This was followed by the G.IVb-lang, which combined the three-bay wing and a longer fuselage and was powered by two 300hp Basse & Selve BuS.IVa engines. This became the basis of the A.E.G. G.V.
The G.IVk carried a 2cm/ 0.79in Becker cannon in an armoured nose. It was produced in 1918 for use with ground attack forces, especially against tanks, and probably didn't see service although the prototype was sent to the front in December 1917 for service trials. The prototype was followed by an order for five armoured G.IVks, placed in March 1918. The type passed its flight trials in February 1918, and its cannon trials in April, but wasn't used in combat. Four survived to the end of the war and were handed over to the British.
The G.IV was also used for engine experiments, and was tested with 245hp Maybach Mb.IVa engines and 300hp Basse & Selve BuS.IVa engines between September 1917 and March 1918. Neither engine was available in sufficient numbers to be used on production aircraft. Early in 1918 turbo-charged Mercedes engines were tried, but the first prototype was lost in March 1918. An A.E.G. designed turbo-compressor was tested in the summer of 1918, and just before the end of the war an order was placed for twenty more units for combat tests.
Engine: Two Mercedes D.IVa engines
Power: 260hp each
Crew: 3 or 4
Span: 60ft 4.5in
Length: 31ft 9.75in
Height: 12ft 9.5in
Empty weight: 5,291lb
Maximum take-off weight: 8,003lb
Max speed: 103 mph

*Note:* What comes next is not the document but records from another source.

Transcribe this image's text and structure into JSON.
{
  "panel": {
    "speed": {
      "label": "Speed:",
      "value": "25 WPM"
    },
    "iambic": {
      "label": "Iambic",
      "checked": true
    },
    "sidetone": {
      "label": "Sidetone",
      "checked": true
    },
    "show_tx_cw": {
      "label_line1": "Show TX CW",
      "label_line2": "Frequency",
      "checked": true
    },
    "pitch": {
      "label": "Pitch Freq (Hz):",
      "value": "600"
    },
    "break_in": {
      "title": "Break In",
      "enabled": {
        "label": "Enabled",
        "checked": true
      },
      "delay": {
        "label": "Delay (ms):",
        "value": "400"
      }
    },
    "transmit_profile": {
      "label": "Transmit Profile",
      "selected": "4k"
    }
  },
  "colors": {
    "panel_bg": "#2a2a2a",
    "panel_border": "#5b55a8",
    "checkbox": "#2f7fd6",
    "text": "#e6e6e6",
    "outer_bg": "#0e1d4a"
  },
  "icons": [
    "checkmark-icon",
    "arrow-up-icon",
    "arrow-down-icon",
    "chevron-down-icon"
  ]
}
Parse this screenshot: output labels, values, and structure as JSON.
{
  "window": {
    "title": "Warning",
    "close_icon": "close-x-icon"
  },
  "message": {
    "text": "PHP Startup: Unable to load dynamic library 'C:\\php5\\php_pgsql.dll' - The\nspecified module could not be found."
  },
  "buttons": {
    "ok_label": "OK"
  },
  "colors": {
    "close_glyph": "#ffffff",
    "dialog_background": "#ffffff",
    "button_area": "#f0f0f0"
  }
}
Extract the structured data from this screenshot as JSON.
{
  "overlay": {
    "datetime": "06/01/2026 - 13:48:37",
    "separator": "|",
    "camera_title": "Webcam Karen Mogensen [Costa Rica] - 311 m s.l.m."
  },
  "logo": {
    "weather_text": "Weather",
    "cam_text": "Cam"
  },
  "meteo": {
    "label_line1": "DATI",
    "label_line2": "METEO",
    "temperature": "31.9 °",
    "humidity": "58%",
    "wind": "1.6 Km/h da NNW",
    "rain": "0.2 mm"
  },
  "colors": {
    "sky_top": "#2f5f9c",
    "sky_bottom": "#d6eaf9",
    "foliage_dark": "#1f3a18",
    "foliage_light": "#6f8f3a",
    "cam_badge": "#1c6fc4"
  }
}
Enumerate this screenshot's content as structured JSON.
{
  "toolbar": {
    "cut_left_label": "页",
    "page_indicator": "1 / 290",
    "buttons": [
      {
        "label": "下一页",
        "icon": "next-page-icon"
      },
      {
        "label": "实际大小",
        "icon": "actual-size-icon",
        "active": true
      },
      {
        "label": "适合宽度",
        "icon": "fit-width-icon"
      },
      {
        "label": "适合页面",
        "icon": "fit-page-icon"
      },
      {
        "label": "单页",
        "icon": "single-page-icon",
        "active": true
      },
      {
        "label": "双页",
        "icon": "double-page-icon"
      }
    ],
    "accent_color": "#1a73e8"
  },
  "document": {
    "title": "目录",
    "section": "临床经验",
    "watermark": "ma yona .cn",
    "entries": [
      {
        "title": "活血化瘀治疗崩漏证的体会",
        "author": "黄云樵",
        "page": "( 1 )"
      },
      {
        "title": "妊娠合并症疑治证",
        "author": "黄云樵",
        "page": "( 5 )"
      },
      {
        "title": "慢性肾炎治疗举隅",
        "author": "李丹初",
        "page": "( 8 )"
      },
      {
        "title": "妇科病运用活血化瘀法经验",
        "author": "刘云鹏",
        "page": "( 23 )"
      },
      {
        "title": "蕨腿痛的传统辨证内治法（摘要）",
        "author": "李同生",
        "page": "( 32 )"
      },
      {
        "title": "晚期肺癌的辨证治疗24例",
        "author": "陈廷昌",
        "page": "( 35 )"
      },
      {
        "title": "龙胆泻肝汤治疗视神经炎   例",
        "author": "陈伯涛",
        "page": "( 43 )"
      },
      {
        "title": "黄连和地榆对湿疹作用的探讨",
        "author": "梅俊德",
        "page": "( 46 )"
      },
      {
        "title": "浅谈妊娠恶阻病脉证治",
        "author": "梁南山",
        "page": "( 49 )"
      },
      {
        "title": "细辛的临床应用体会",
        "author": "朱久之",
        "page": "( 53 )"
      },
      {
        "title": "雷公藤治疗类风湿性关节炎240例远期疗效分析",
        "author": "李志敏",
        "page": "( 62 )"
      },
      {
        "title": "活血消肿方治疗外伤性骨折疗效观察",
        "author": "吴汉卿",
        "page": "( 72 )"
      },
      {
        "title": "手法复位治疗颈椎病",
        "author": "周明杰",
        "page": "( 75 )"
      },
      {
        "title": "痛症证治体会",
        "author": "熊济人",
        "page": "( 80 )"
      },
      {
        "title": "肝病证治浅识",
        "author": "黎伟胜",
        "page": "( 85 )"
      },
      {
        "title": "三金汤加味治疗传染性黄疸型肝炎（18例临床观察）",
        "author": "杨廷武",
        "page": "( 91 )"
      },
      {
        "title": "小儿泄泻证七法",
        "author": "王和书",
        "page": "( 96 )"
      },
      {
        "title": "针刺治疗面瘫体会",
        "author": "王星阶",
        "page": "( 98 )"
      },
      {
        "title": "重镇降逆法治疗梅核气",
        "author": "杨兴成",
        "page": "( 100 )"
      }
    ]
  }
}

Climb Rate: 5min to 3,280ft
Service ceiling: 14,765ft
Endurance: 5 hours
Armament: Two 0.31in Parabellum machine guns
Bomb load: 881lb